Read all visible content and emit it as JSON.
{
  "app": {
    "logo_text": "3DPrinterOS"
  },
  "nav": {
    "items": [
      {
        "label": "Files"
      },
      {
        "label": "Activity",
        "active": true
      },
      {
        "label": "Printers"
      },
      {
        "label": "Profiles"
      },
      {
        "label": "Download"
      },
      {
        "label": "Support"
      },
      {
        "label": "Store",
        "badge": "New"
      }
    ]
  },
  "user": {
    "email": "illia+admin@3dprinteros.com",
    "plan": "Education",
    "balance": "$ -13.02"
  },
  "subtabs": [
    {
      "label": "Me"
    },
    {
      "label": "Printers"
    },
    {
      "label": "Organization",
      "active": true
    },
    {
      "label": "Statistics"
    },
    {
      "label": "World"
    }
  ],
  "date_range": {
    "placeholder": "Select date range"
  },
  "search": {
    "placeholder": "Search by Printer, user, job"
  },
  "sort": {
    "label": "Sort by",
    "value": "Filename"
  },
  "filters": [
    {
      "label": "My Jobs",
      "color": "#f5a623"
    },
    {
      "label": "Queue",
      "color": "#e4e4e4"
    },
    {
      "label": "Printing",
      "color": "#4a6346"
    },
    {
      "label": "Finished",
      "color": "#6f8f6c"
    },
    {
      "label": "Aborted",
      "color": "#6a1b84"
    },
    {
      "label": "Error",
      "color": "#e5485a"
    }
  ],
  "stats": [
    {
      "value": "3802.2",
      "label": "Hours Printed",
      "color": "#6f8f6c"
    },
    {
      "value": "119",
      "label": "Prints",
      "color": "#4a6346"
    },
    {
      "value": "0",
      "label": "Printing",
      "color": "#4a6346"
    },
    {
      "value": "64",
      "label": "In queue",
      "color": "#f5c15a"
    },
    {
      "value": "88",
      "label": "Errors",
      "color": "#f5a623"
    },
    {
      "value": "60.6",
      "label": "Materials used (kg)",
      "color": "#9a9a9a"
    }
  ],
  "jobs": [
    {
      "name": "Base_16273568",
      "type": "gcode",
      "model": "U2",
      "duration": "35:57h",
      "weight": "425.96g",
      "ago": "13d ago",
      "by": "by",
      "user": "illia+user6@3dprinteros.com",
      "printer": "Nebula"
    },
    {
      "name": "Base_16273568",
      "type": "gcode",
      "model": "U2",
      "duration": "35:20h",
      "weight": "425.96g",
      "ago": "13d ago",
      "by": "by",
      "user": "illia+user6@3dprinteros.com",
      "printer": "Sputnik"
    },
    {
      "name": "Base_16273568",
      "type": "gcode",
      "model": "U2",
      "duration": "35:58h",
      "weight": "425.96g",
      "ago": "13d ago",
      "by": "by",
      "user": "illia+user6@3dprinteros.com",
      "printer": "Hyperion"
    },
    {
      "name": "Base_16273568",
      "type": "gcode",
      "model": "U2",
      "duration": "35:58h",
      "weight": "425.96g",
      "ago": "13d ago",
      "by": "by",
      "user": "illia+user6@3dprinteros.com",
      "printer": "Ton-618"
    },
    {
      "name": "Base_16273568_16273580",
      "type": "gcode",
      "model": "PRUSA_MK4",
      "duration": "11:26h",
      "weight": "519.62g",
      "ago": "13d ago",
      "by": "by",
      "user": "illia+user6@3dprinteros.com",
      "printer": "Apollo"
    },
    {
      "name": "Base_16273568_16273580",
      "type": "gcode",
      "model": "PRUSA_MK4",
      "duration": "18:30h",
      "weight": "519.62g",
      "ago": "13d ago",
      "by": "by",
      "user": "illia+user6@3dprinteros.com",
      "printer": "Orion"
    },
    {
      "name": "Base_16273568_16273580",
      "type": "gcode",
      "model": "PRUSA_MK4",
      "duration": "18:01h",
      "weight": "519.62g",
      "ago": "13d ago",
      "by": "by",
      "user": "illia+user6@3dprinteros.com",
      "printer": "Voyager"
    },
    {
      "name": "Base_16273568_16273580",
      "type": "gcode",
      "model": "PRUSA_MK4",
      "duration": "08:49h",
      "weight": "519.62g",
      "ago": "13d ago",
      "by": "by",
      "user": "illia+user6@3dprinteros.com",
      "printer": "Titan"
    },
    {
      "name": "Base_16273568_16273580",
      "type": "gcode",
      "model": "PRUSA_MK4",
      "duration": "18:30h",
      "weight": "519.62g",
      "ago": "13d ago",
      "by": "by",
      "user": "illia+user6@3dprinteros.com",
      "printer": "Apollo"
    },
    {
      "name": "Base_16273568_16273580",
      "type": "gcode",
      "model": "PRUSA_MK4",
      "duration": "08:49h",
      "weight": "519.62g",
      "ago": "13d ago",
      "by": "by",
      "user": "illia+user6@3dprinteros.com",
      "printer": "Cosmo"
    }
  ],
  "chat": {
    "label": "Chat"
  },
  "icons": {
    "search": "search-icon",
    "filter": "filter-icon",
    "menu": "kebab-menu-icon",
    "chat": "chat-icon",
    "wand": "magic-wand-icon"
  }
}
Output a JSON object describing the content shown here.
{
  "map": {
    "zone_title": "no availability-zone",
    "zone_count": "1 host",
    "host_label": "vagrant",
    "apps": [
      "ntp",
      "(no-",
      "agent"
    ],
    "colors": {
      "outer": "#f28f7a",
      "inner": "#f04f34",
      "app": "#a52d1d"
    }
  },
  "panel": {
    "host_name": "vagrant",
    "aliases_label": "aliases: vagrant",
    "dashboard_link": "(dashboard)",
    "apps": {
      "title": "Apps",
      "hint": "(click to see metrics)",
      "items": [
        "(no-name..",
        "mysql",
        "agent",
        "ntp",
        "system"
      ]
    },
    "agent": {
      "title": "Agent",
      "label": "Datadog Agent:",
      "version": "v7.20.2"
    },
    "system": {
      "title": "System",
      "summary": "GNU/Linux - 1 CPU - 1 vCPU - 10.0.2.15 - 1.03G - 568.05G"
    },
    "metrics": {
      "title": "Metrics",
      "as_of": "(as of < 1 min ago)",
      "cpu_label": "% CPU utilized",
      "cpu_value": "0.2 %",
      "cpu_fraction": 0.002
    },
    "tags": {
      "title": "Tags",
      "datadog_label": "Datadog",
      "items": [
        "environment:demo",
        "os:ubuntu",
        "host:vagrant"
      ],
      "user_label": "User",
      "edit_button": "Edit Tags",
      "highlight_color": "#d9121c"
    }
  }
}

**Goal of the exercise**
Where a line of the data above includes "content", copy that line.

**Expected answer**
Read all visible content and emit it as JSON.
Output a JSON object describing the content shown here.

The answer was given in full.